_Directions_
Could you report every line of the listing below that holds the word "JSON"?

=-=-=

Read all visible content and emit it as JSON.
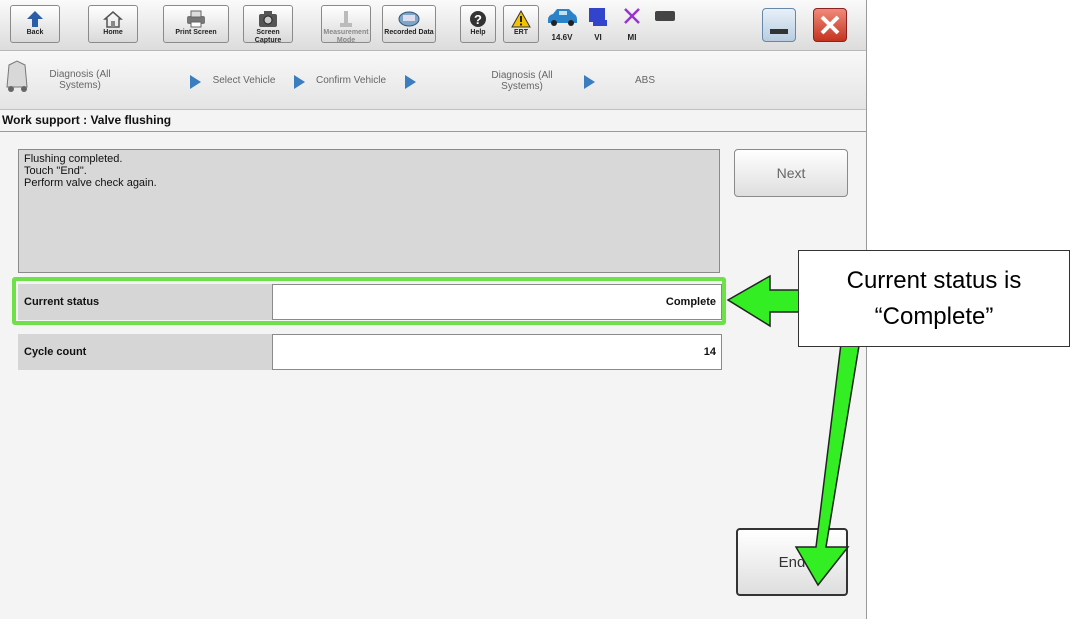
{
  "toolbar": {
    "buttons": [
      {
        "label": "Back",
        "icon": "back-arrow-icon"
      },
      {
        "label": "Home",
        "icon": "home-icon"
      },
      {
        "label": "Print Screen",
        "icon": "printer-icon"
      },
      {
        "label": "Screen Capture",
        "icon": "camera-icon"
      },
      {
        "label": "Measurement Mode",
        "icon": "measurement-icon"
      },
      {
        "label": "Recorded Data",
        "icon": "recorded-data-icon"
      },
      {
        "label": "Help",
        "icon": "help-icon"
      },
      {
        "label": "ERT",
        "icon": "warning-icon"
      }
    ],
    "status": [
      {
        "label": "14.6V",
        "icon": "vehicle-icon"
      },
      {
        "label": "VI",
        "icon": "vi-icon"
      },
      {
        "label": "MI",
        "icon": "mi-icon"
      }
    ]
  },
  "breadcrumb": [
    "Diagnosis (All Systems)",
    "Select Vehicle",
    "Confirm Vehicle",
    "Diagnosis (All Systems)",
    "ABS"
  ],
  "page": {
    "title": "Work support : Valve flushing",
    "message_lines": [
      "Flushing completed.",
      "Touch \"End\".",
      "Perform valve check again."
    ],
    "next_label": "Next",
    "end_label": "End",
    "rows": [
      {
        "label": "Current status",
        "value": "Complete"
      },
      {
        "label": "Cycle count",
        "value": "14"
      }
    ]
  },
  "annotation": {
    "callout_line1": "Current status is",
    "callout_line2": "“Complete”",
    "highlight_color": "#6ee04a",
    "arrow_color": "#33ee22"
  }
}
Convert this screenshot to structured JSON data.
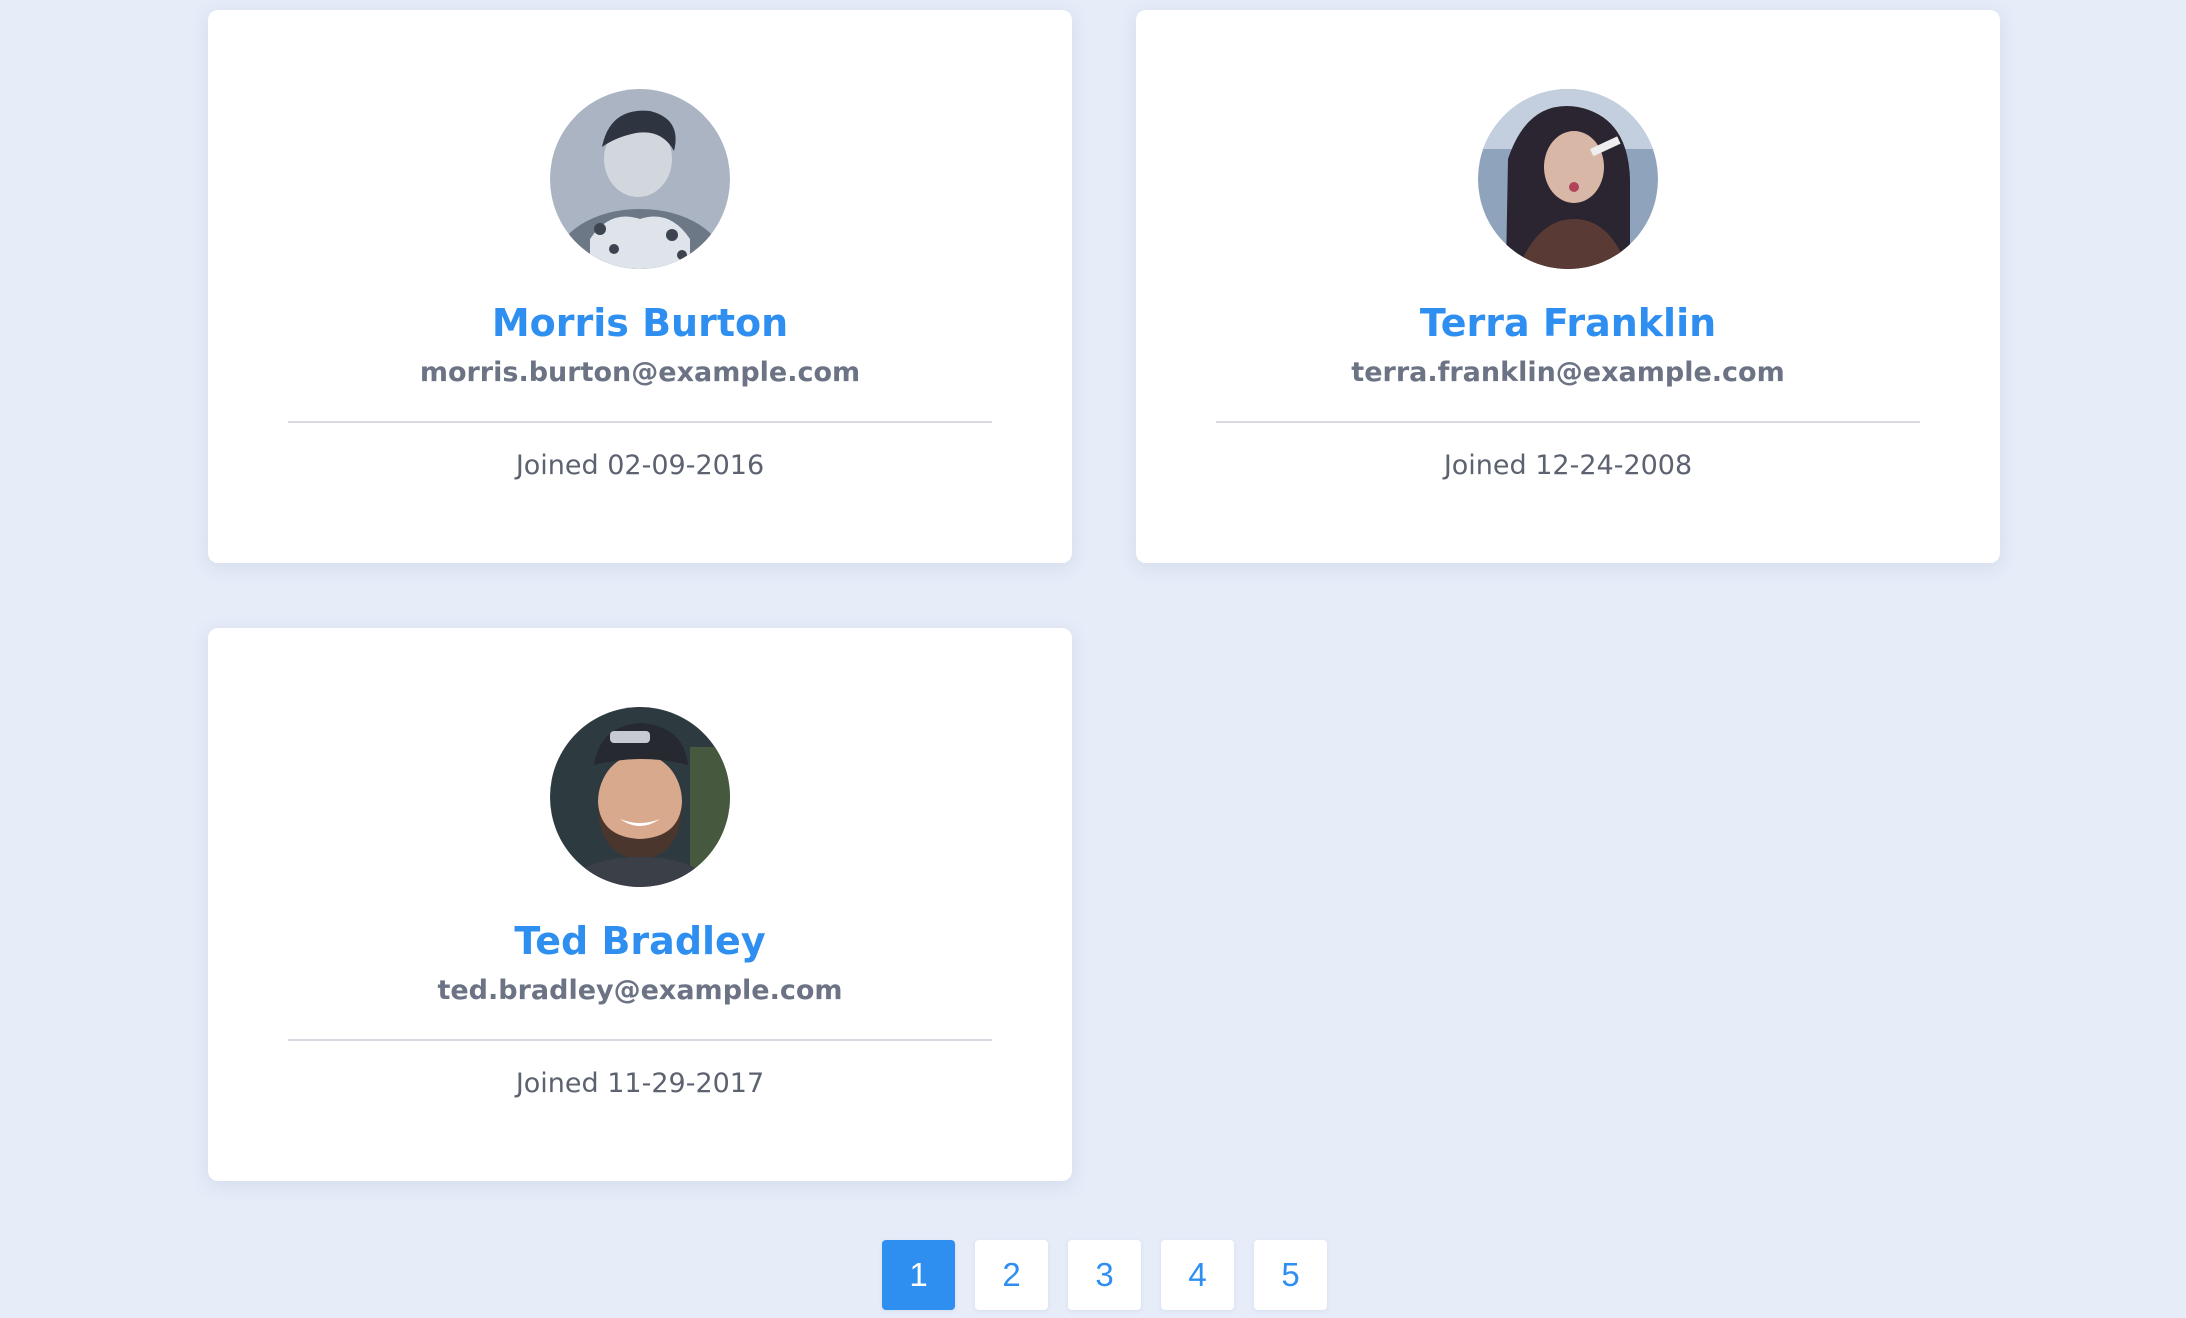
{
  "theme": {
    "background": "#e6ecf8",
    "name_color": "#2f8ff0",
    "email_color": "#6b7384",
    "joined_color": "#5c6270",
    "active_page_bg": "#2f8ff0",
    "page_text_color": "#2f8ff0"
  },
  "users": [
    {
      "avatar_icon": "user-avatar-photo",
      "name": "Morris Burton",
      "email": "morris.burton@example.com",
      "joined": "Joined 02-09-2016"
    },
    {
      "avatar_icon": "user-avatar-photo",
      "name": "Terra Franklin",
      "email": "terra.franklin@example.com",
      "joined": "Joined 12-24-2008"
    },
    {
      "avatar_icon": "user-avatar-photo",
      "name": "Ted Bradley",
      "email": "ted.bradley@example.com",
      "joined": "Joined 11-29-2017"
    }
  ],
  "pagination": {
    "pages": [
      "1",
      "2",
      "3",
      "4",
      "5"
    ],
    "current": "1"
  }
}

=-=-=

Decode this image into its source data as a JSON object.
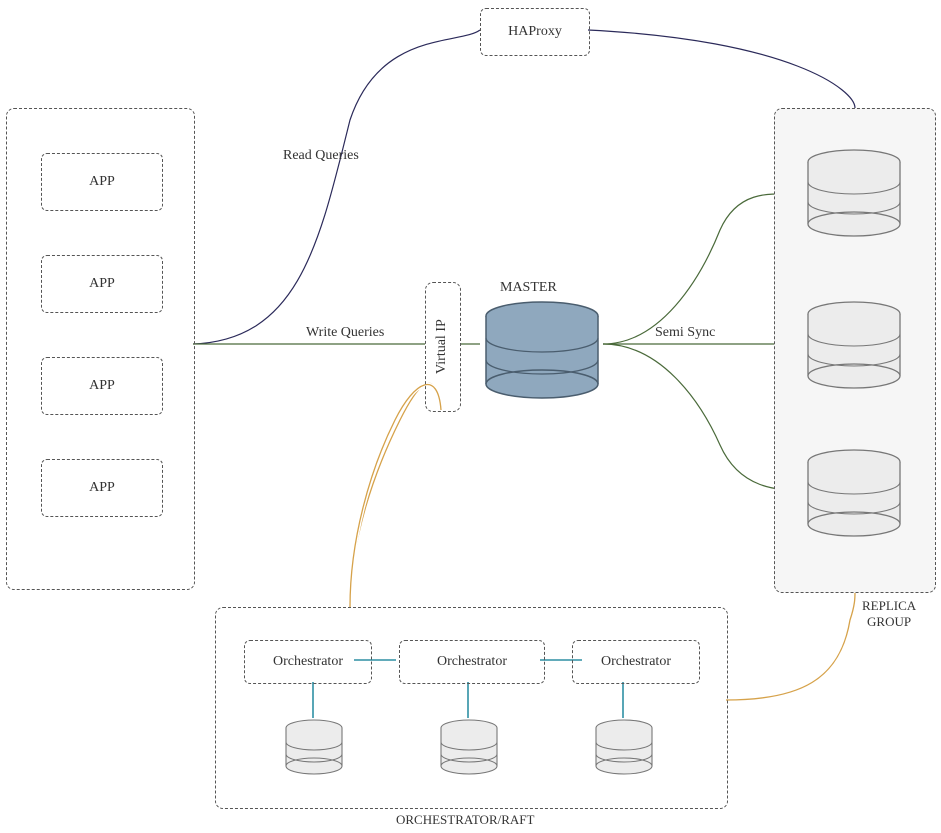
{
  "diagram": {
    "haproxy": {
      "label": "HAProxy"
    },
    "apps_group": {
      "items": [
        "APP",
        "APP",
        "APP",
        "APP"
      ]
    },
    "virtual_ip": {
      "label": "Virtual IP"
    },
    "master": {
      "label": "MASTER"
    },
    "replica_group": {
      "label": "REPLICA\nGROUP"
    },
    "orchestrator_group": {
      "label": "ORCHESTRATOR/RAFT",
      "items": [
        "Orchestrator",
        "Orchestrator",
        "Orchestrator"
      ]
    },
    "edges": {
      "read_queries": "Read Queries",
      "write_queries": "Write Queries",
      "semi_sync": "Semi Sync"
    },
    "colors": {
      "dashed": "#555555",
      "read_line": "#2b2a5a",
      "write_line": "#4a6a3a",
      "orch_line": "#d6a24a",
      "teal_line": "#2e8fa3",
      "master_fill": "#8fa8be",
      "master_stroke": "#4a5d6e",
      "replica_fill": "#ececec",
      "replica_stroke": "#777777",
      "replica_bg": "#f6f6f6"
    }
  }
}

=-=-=

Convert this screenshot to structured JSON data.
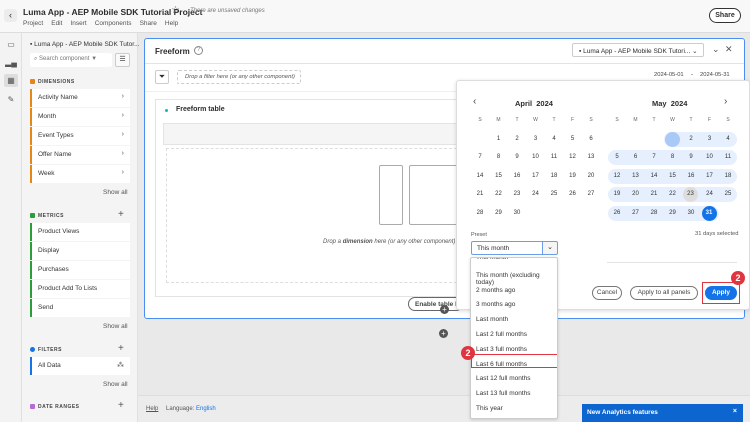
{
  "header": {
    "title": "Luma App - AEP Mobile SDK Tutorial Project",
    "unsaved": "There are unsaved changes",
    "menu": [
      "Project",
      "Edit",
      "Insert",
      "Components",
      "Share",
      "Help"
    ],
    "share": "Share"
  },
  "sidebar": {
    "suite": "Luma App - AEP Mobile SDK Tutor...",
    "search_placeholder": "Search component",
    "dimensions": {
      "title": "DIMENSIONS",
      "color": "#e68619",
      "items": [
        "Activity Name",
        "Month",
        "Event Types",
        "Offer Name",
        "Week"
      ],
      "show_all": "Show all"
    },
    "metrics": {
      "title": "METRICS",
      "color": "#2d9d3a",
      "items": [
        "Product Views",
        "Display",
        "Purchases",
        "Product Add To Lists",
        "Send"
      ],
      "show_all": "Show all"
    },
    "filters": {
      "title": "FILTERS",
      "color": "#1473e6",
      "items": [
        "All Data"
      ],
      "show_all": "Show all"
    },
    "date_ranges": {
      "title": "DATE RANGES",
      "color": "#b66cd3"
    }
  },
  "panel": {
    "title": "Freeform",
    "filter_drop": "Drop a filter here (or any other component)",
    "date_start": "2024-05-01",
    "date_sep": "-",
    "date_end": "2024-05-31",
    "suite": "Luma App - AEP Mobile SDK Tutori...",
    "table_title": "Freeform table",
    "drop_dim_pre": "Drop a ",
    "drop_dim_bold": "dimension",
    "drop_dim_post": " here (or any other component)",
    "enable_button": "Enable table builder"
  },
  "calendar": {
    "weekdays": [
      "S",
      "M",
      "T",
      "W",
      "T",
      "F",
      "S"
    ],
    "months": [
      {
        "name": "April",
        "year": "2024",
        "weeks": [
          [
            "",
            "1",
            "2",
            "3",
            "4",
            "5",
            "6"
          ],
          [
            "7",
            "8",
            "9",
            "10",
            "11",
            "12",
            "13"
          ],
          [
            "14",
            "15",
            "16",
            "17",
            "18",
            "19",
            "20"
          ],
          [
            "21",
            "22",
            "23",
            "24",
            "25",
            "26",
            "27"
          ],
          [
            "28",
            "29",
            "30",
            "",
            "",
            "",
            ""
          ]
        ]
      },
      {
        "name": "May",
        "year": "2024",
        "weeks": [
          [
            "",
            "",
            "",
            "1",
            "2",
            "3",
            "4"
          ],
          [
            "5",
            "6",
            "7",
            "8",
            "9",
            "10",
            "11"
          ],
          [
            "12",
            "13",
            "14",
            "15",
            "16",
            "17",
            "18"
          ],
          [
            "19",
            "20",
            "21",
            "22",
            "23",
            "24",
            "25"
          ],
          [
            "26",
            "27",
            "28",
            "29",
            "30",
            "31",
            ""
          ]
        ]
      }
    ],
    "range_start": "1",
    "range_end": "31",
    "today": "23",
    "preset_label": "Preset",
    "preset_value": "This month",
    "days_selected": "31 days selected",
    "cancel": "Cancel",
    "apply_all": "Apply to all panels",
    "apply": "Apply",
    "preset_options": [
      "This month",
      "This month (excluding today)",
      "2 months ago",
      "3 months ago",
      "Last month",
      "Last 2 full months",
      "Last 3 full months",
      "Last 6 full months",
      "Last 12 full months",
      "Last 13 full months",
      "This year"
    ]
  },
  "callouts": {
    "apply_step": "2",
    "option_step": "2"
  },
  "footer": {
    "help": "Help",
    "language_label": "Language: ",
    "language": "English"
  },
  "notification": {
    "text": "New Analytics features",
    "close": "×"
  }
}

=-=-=

_Response to the exercise_
Read all visible content and emit it as JSON.
Convert this screenshot to structured JSON data.
Decode this image into its source data as a JSON object.
Convert this screenshot to structured JSON data.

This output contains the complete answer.